don't do is want them going overboard on that side of it but But the, so if you begin to think about how we're looking at all over our analyst that we have and one of them is gonna be ad expansion request is that we need to look at our claims as they come in and our claims analysis as we view that so trying to add into how to look at our prepayment reviews Is another piece of where we think we can do a much better job as we're going forward so it really is a link between just good old detective work by staff and our contractors and then once we're prepayment review one of the things that we find is not only do we see an opportunity to gain by seeing claims that shouldn't go through, we also tend to Tend to see a dampening in the number of claims that come through from those providers cuz we don't put people on prepayment that we don't believe really are doing things that shouldn't be done. >> Thank you. Do we have any questions further from the committee? Okay. >> Thank you madam chairman just one more question.
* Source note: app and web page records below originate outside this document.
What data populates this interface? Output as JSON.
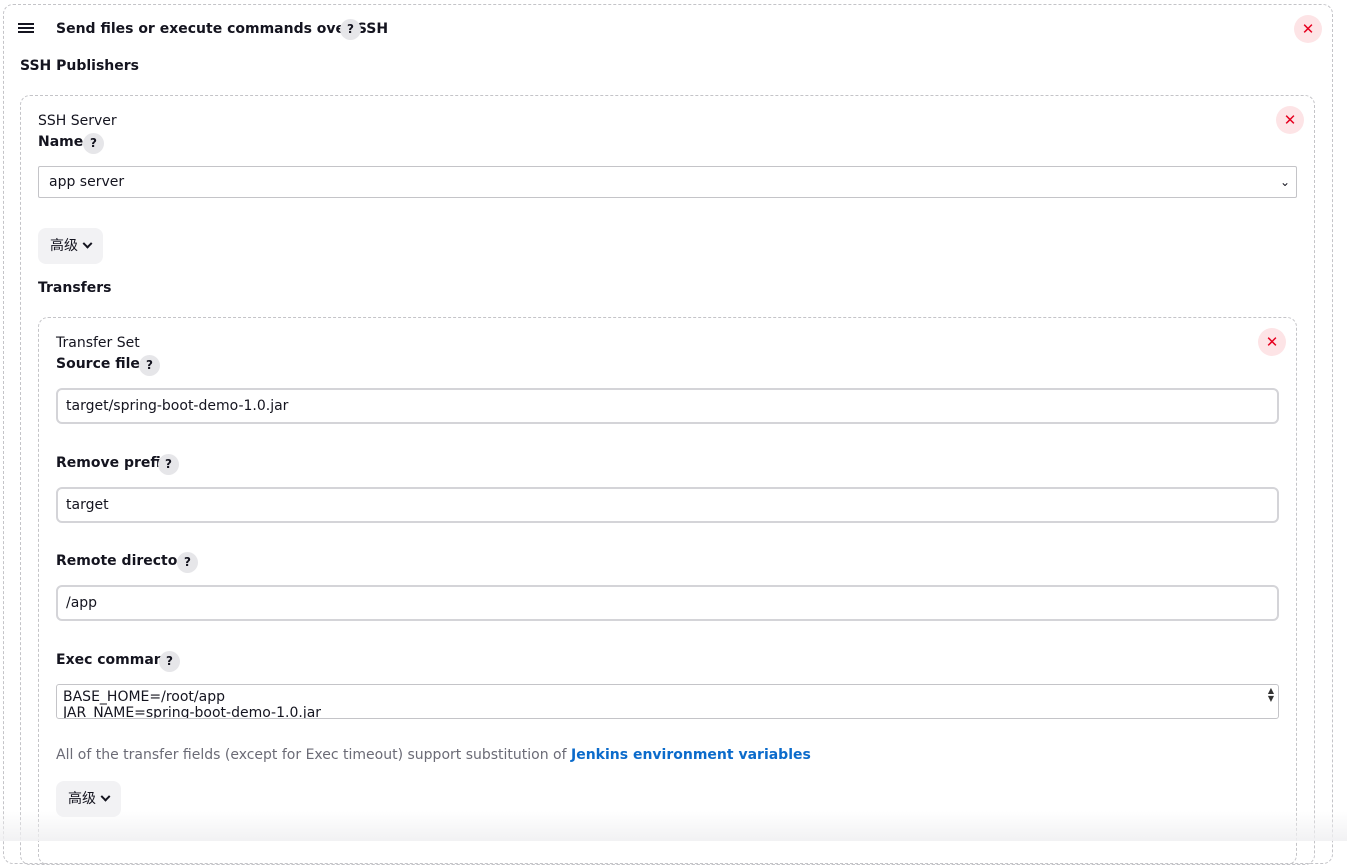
{
  "header": {
    "title": "Send files or execute commands over SSH",
    "help_glyph": "?",
    "close_glyph": "✕"
  },
  "publishers": {
    "label": "SSH Publishers"
  },
  "server": {
    "label": "SSH Server",
    "name_label": "Name",
    "name_value": "app server",
    "advanced_label": "高级"
  },
  "transfers": {
    "label": "Transfers",
    "set_label": "Transfer Set",
    "source_files_label": "Source files",
    "source_files_value": "target/spring-boot-demo-1.0.jar",
    "remove_prefix_label": "Remove prefix",
    "remove_prefix_value": "target",
    "remote_directory_label": "Remote directory",
    "remote_directory_value": "/app",
    "exec_command_label": "Exec command",
    "exec_command_line1": "BASE_HOME=/root/app",
    "exec_command_line2": "JAR_NAME=spring-boot-demo-1.0.jar",
    "note_text": "All of the transfer fields (except for Exec timeout) support substitution of ",
    "note_link": "Jenkins environment variables",
    "advanced_label": "高级"
  },
  "colors": {
    "accent_link": "#0b6bcb",
    "danger": "#e6001f",
    "danger_bg": "#fde4e6"
  }
}
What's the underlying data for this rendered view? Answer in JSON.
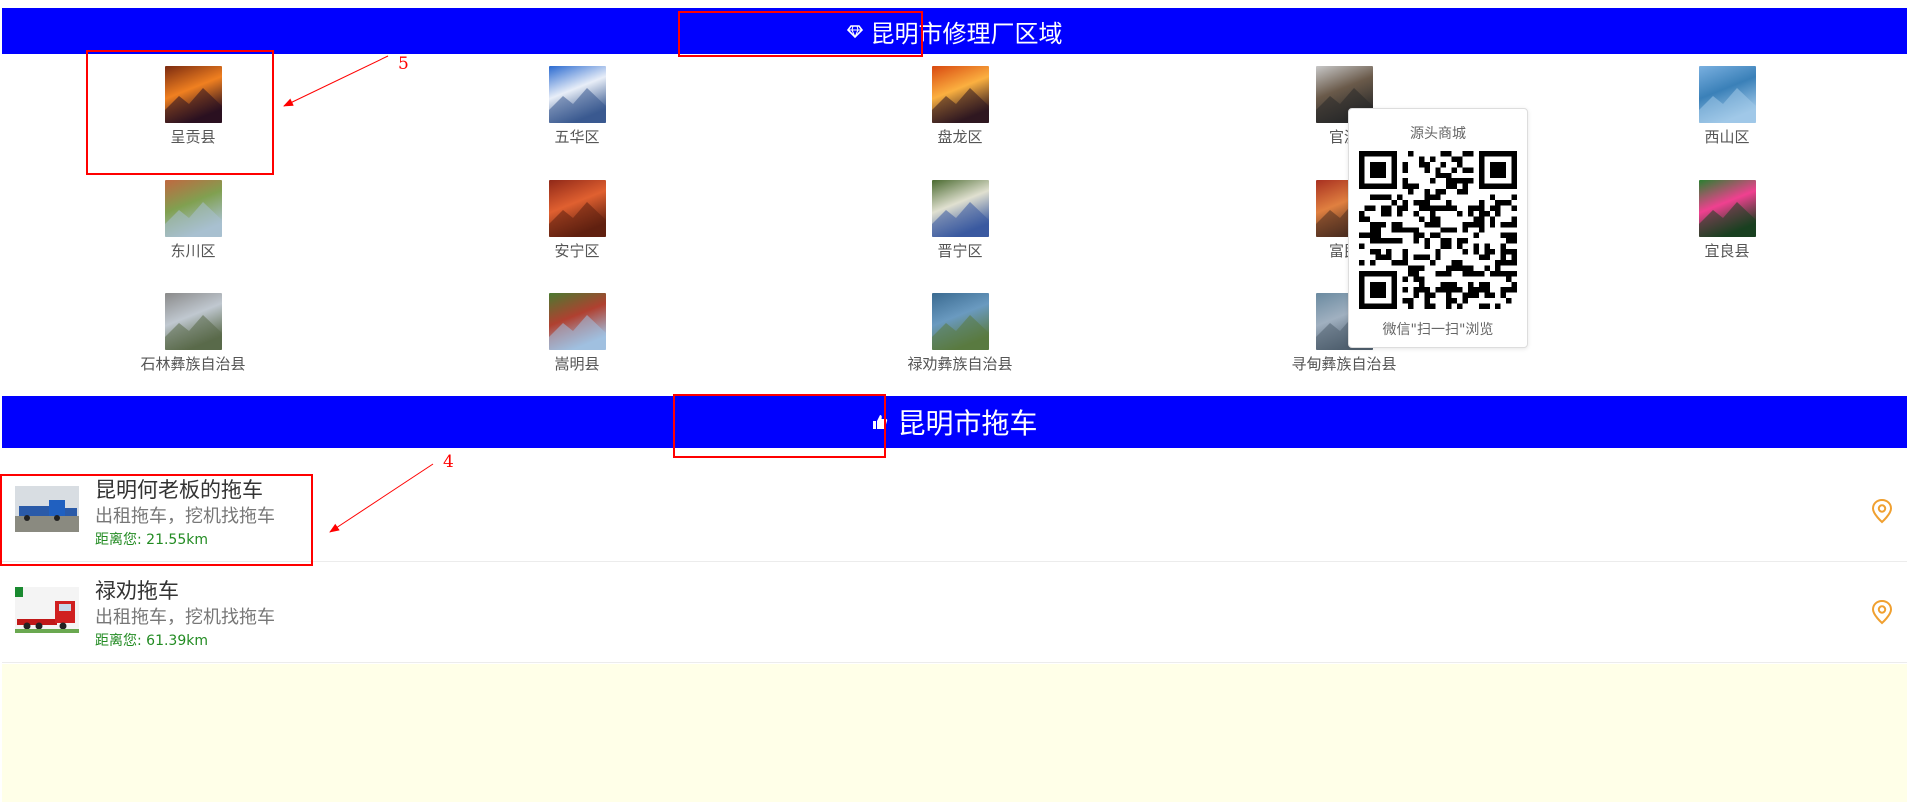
{
  "section1": {
    "title": "昆明市修理厂区域",
    "icon": "diamond-icon"
  },
  "districts": [
    {
      "label": "呈贡县",
      "colors": [
        "#7a2a10",
        "#f08020",
        "#2a1020"
      ]
    },
    {
      "label": "五华区",
      "colors": [
        "#2a6ad0",
        "#e8eef8",
        "#3a5a90"
      ]
    },
    {
      "label": "盘龙区",
      "colors": [
        "#d84810",
        "#fbb040",
        "#301820"
      ]
    },
    {
      "label": "官渡",
      "colors": [
        "#c8c8c8",
        "#6a5a4a",
        "#2a2a2a"
      ]
    },
    {
      "label": "西山区",
      "colors": [
        "#7ab0e0",
        "#3a80b8",
        "#a0c8e8"
      ]
    },
    {
      "label": "东川区",
      "colors": [
        "#c06840",
        "#80a050",
        "#a8c0d0"
      ]
    },
    {
      "label": "安宁区",
      "colors": [
        "#902818",
        "#e06030",
        "#602010"
      ]
    },
    {
      "label": "晋宁区",
      "colors": [
        "#4a6a30",
        "#e0e0d0",
        "#3a5aa0"
      ]
    },
    {
      "label": "富民",
      "colors": [
        "#a83020",
        "#e08040",
        "#503020"
      ]
    },
    {
      "label": "宜良县",
      "colors": [
        "#2a8030",
        "#f04090",
        "#1a4020"
      ]
    },
    {
      "label": "石林彝族自治县",
      "colors": [
        "#8a8a8a",
        "#c0c8d0",
        "#5a6a4a"
      ]
    },
    {
      "label": "嵩明县",
      "colors": [
        "#4a7a30",
        "#b04030",
        "#a0c0e0"
      ]
    },
    {
      "label": "禄劝彝族自治县",
      "colors": [
        "#3a6a90",
        "#6a9ac0",
        "#5a7a40"
      ]
    },
    {
      "label": "寻甸彝族自治县",
      "colors": [
        "#6a8aa0",
        "#a0b0c0",
        "#506070"
      ]
    }
  ],
  "section2": {
    "title": "昆明市拖车",
    "icon": "thumbs-up-icon"
  },
  "listings": [
    {
      "name": "昆明何老板的拖车",
      "desc": "出租拖车，挖机找拖车",
      "distance": "距离您: 21.55km"
    },
    {
      "name": "禄劝拖车",
      "desc": "出租拖车，挖机找拖车",
      "distance": "距离您: 61.39km"
    }
  ],
  "qr_popup": {
    "title": "源头商城",
    "footer": "微信\"扫一扫\"浏览"
  },
  "annotations": [
    "5",
    "4"
  ],
  "colors": {
    "banner": "#0000ff",
    "distance": "#228b22",
    "location_pin": "#f0a030",
    "footer_bg": "#ffffe8",
    "annotation": "#ff0000"
  }
}
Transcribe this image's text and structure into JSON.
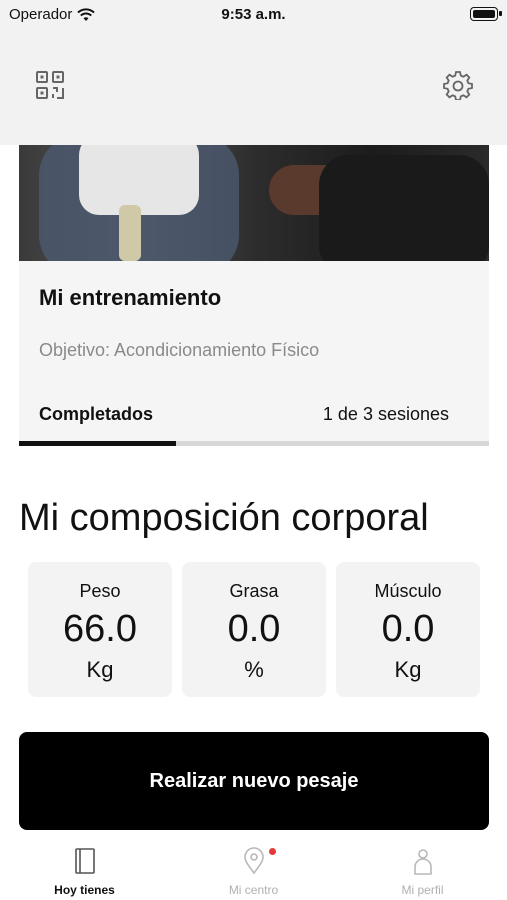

So this This is also in the Alzheimer's question, we do have other supports for Alzheimer's for people who are not eligible for medicate program and pace is one. Do you know if maybe we could get a summary of any expenditures the state has for Alzheimer's patients? >> Yes mam, we can do that - >> Identify yourself. >> I'm sorry, Dave Redshire/g with Division Medical Assistance. One of the things that I should have emphasized greater in the front end of this presentation is that medicate is a payer of obviously a lot of services for the state but we have throughout the department A great deal of programs that supplement or frankly are to lead in many of those issues faces a great example, it's a medicate program that is also medicare program. So we have a three way contract on that for those individuals we have the cap DA program and medicate we have PCS inside of medicate which also supports people with significant disabilities at home. but we also have a programs from divisions of aging adult services from our social service agencies we have in our you'll see in our budget request additional million dollars for care gives us support. Which is a key component of how we do this for what we think we have crafted is a budget that is interlinked on all of this things is not something I just realize upon medicate But also ties in to the other state programs that we provide. So we'll make sure we've got all information for you. >> follow up so could you indicate if this is not too much difficulty finding it whether those are all based on some eligibility or whether we have some programs that where there is no eligibility? Especially the pace program I don't know whether it's a care giver relief I think that do the Alzheimer's patients have to be eligible for medicate in order for that to go to the general public. And I'm just like that kind of information for the other programs that you are coming through. >> Yes ma'am >> Representative Pedleton. >> Thank you madam chair one thing I'd like to know who sets the formula is it the fEDS or the states? [BLANK_AUDIO] >> For our drugs inside our drug formula. >> Drugs So it will be there are obviously other things that are driven by the FEDs but the state sets its formulas how the drugs are going to be in the formula. >> Again any further questions from the committee? Any closing remarks from the department? Well that was efficiently done, if there is no further business to be brought before the committee we stand adjourned. [BLANK_AUDIO]